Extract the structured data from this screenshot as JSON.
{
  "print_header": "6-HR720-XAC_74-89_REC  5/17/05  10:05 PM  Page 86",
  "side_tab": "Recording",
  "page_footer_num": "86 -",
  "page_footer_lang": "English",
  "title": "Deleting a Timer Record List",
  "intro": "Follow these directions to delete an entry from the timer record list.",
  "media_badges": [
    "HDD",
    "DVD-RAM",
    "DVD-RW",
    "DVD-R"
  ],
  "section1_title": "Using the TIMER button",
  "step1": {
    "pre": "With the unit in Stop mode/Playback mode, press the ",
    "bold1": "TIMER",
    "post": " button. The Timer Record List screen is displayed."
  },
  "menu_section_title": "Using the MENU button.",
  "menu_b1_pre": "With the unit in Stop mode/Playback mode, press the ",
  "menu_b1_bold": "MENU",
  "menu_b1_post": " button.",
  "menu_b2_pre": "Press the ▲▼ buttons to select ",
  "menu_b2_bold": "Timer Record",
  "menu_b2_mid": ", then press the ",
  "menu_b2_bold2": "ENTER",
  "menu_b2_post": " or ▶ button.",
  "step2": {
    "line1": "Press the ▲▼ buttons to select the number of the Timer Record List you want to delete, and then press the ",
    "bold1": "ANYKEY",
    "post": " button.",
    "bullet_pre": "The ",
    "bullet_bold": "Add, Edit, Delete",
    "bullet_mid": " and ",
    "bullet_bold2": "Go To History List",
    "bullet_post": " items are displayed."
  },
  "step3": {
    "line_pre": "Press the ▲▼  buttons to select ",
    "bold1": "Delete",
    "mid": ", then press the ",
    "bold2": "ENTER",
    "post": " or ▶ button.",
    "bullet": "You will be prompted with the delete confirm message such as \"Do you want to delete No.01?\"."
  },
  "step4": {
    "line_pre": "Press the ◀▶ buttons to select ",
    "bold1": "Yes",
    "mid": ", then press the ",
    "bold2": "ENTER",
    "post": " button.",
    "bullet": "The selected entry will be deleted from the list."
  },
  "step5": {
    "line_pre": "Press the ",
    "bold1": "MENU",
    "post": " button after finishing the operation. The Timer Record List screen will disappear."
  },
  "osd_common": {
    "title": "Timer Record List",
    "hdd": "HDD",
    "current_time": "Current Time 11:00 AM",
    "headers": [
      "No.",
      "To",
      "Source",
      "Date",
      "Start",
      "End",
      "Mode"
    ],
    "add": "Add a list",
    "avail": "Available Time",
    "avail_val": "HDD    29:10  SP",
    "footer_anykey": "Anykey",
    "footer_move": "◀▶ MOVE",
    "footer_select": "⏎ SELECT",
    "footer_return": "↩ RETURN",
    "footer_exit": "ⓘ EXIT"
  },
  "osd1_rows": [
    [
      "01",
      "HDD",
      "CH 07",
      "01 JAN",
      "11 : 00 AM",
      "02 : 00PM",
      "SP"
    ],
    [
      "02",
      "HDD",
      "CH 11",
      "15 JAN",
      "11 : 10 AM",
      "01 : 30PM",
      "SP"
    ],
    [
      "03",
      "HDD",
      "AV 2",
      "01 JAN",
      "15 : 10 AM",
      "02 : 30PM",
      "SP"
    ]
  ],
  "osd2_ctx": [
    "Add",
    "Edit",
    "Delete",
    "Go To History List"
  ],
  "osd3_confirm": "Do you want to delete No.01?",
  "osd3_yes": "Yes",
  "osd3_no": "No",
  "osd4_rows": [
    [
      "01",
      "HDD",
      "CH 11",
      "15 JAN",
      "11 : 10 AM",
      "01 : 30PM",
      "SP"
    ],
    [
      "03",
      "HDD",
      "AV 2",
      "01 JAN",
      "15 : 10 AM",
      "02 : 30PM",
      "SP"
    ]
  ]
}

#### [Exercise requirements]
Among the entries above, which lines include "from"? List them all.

#### [Task result]
Extract the structured data from this screenshot as JSON.
  "intro": "Follow these directions to delete an entry from the timer record list.",
    "bullet": "The selected entry will be deleted from the list."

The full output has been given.